## THE RECORDS
○ ○ ○ ○

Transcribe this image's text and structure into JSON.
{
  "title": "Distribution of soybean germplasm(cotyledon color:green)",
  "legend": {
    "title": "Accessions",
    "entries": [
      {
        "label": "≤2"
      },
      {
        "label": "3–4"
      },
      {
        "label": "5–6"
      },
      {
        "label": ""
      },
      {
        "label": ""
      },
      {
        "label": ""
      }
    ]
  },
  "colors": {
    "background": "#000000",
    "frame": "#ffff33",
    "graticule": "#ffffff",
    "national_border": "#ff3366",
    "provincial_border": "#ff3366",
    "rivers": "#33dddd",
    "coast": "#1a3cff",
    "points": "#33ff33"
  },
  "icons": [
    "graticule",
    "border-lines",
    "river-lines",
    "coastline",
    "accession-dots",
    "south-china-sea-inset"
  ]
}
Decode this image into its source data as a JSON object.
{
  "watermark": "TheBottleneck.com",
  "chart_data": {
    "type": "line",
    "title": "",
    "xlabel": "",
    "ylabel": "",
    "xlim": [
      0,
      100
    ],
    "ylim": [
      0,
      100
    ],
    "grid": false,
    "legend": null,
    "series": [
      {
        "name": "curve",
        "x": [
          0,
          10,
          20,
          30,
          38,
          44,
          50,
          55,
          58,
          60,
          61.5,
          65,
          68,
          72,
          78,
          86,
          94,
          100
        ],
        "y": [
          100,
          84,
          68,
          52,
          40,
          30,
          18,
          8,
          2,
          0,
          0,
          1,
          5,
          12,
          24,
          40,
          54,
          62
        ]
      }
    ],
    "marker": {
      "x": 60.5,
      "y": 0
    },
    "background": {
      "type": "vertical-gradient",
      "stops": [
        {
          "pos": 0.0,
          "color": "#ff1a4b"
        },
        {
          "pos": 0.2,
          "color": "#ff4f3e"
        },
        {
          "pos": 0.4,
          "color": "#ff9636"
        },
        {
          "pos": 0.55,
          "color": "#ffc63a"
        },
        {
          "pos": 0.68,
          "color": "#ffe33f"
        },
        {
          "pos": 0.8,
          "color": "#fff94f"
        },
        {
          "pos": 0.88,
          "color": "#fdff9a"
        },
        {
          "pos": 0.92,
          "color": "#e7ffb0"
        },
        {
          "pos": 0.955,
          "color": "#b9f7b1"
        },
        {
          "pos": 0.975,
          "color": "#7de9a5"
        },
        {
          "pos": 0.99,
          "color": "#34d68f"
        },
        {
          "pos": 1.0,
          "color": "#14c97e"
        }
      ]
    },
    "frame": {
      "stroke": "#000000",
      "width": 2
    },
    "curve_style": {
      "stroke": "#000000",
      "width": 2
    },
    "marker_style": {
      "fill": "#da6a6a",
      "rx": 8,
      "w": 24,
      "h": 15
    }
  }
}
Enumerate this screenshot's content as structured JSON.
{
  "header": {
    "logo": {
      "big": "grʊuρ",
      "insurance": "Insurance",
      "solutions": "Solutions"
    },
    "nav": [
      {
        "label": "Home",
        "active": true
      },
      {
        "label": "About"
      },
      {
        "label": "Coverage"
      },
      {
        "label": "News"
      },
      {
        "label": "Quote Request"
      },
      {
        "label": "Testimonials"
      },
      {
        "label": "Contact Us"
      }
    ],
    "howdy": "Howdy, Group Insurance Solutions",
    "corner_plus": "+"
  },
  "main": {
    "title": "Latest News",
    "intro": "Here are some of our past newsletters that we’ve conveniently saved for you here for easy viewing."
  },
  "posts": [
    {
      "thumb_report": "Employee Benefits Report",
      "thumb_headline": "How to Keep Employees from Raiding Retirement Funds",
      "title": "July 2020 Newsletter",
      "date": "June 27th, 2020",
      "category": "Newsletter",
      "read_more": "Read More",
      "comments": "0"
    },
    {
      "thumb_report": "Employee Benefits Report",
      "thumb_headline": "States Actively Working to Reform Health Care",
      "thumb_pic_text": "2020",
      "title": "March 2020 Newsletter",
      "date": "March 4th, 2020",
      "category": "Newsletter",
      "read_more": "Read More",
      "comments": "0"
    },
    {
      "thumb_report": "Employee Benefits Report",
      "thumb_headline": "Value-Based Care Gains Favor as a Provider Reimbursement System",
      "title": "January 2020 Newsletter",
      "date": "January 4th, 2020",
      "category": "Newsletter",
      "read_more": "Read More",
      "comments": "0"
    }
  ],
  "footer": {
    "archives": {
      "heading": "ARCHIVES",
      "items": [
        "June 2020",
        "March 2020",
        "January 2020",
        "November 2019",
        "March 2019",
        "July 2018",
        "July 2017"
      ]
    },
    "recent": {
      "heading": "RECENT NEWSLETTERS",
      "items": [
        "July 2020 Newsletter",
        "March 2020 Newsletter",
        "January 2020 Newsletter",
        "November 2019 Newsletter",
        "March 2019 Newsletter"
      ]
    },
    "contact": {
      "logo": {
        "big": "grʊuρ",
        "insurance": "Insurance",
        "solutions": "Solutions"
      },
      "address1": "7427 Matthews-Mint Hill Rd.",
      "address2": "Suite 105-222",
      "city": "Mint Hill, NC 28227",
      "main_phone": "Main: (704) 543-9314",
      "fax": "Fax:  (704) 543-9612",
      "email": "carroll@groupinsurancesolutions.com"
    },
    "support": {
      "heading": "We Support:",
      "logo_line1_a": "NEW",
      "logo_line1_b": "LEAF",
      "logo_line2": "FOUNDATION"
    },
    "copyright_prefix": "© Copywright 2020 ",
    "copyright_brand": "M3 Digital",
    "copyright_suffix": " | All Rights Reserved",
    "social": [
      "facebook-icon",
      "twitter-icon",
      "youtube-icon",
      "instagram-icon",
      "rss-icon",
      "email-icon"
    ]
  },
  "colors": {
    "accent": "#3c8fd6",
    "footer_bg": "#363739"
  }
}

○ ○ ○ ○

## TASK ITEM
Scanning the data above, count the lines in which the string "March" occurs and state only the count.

## ANSWER
6